Pictures in the data must not be copied, but everything else should be output exactly.

----

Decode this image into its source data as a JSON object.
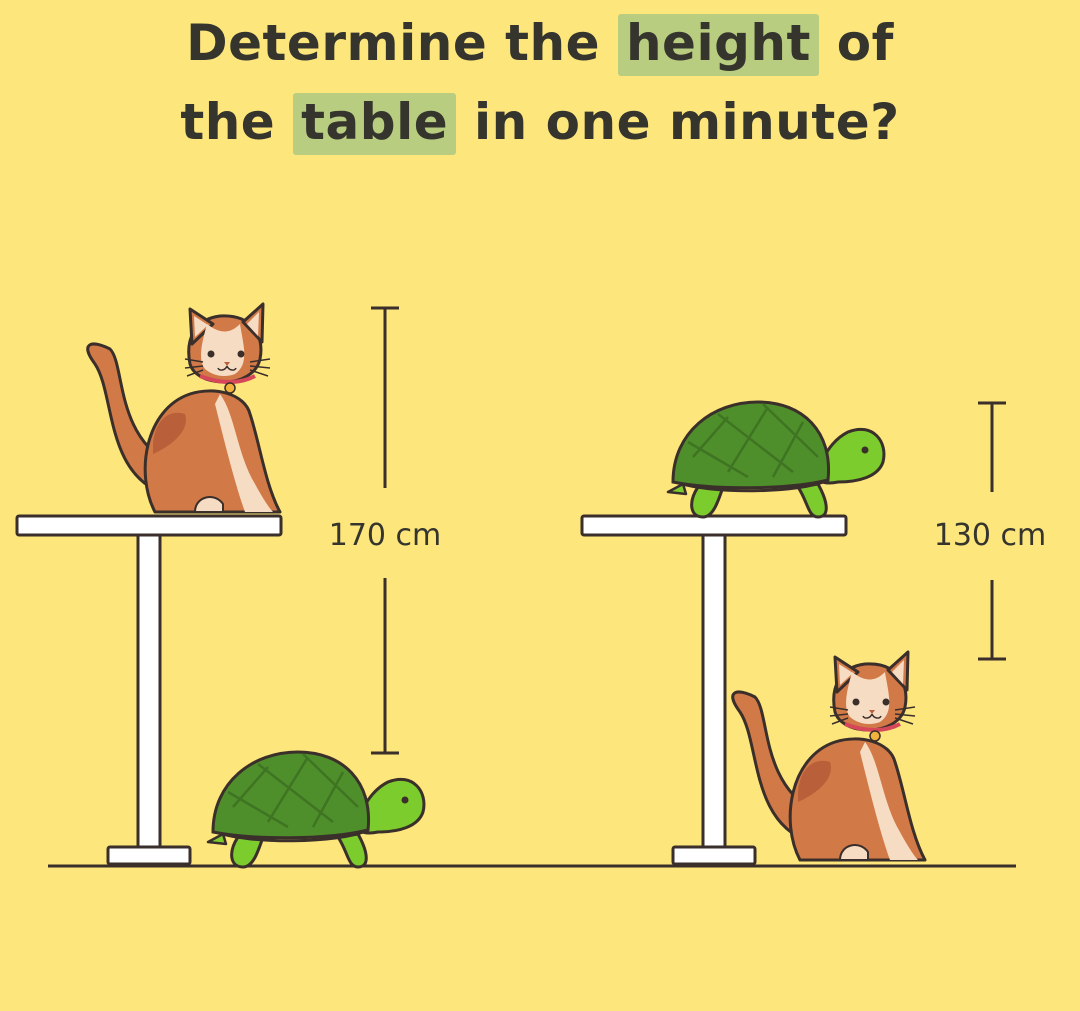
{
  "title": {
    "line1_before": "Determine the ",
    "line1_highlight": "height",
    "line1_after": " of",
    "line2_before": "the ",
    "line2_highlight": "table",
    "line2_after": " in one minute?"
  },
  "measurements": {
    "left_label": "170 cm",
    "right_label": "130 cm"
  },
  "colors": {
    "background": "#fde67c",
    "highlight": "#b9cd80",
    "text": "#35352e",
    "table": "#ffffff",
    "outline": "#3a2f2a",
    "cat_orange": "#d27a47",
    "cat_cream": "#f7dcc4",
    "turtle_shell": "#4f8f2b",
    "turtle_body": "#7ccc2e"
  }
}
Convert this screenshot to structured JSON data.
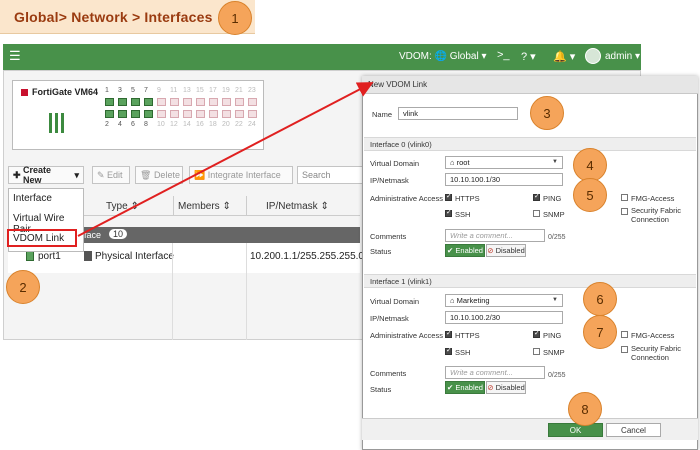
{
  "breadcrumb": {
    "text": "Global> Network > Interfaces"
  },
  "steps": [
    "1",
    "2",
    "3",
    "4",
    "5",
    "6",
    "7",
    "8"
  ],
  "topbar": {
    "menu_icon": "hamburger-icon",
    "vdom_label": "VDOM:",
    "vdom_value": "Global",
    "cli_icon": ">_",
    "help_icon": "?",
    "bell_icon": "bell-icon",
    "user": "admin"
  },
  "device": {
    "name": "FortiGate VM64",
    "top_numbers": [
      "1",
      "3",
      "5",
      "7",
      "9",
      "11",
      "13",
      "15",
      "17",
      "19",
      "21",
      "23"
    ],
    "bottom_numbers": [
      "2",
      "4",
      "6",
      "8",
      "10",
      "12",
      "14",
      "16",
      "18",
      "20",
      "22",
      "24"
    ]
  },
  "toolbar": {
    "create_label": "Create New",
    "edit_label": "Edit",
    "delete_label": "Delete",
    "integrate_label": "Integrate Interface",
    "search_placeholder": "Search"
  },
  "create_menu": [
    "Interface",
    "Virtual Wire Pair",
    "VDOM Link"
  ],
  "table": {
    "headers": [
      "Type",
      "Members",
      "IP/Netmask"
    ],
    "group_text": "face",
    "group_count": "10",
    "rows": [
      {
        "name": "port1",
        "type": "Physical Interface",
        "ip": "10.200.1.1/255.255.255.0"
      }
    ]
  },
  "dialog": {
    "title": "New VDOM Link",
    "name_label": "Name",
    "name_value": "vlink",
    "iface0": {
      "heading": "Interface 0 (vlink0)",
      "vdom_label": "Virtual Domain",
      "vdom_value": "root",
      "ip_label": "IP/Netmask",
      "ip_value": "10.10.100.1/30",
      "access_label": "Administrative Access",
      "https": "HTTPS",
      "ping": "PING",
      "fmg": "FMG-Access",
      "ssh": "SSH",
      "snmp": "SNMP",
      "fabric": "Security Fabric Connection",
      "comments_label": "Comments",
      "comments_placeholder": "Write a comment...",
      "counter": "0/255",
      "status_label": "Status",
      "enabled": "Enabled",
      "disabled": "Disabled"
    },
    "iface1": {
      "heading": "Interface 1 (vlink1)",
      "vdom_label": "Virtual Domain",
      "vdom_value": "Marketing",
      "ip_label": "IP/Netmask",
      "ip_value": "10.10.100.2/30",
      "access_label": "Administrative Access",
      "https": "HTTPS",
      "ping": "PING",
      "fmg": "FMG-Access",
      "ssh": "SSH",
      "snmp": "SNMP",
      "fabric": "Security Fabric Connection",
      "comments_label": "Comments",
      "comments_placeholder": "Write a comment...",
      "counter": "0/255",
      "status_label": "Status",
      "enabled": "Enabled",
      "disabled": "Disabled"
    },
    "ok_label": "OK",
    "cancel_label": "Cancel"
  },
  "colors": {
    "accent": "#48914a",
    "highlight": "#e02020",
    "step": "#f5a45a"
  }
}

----

▶ **ANSWER SPACE**
Decode this image into its source data as a JSON object.
{
  "title": {
    "line1_before": "Determine the ",
    "line1_highlight": "height",
    "line1_after": " of",
    "line2_before": "the ",
    "line2_highlight": "table",
    "line2_after": " in one minute?"
  },
  "measurements": {
    "left_label": "170 cm",
    "right_label": "130 cm"
  },
  "colors": {
    "background": "#fde67c",
    "highlight": "#b9cd80",
    "text": "#35352e",
    "table": "#ffffff",
    "outline": "#3a2f2a",
    "cat_orange": "#d27a47",
    "cat_cream": "#f7dcc4",
    "turtle_shell": "#4f8f2b",
    "turtle_body": "#7ccc2e"
  }
}
Convert this screenshot to structured JSON data.
{
  "breadcrumb": {
    "text": "Global> Network > Interfaces"
  },
  "steps": [
    "1",
    "2",
    "3",
    "4",
    "5",
    "6",
    "7",
    "8"
  ],
  "topbar": {
    "menu_icon": "hamburger-icon",
    "vdom_label": "VDOM:",
    "vdom_value": "Global",
    "cli_icon": ">_",
    "help_icon": "?",
    "bell_icon": "bell-icon",
    "user": "admin"
  },
  "device": {
    "name": "FortiGate VM64",
    "top_numbers": [
      "1",
      "3",
      "5",
      "7",
      "9",
      "11",
      "13",
      "15",
      "17",
      "19",
      "21",
      "23"
    ],
    "bottom_numbers": [
      "2",
      "4",
      "6",
      "8",
      "10",
      "12",
      "14",
      "16",
      "18",
      "20",
      "22",
      "24"
    ]
  },
  "toolbar": {
    "create_label": "Create New",
    "edit_label": "Edit",
    "delete_label": "Delete",
    "integrate_label": "Integrate Interface",
    "search_placeholder": "Search"
  },
  "create_menu": [
    "Interface",
    "Virtual Wire Pair",
    "VDOM Link"
  ],
  "table": {
    "headers": [
      "Type",
      "Members",
      "IP/Netmask"
    ],
    "group_text": "face",
    "group_count": "10",
    "rows": [
      {
        "name": "port1",
        "type": "Physical Interface",
        "ip": "10.200.1.1/255.255.255.0"
      }
    ]
  },
  "dialog": {
    "title": "New VDOM Link",
    "name_label": "Name",
    "name_value": "vlink",
    "iface0": {
      "heading": "Interface 0 (vlink0)",
      "vdom_label": "Virtual Domain",
      "vdom_value": "root",
      "ip_label": "IP/Netmask",
      "ip_value": "10.10.100.1/30",
      "access_label": "Administrative Access",
      "https": "HTTPS",
      "ping": "PING",
      "fmg": "FMG-Access",
      "ssh": "SSH",
      "snmp": "SNMP",
      "fabric": "Security Fabric Connection",
      "comments_label": "Comments",
      "comments_placeholder": "Write a comment...",
      "counter": "0/255",
      "status_label": "Status",
      "enabled": "Enabled",
      "disabled": "Disabled"
    },
    "iface1": {
      "heading": "Interface 1 (vlink1)",
      "vdom_label": "Virtual Domain",
      "vdom_value": "Marketing",
      "ip_label": "IP/Netmask",
      "ip_value": "10.10.100.2/30",
      "access_label": "Administrative Access",
      "https": "HTTPS",
      "ping": "PING",
      "fmg": "FMG-Access",
      "ssh": "SSH",
      "snmp": "SNMP",
      "fabric": "Security Fabric Connection",
      "comments_label": "Comments",
      "comments_placeholder": "Write a comment...",
      "counter": "0/255",
      "status_label": "Status",
      "enabled": "Enabled",
      "disabled": "Disabled"
    },
    "ok_label": "OK",
    "cancel_label": "Cancel"
  },
  "colors": {
    "accent": "#48914a",
    "highlight": "#e02020",
    "step": "#f5a45a"
  }
}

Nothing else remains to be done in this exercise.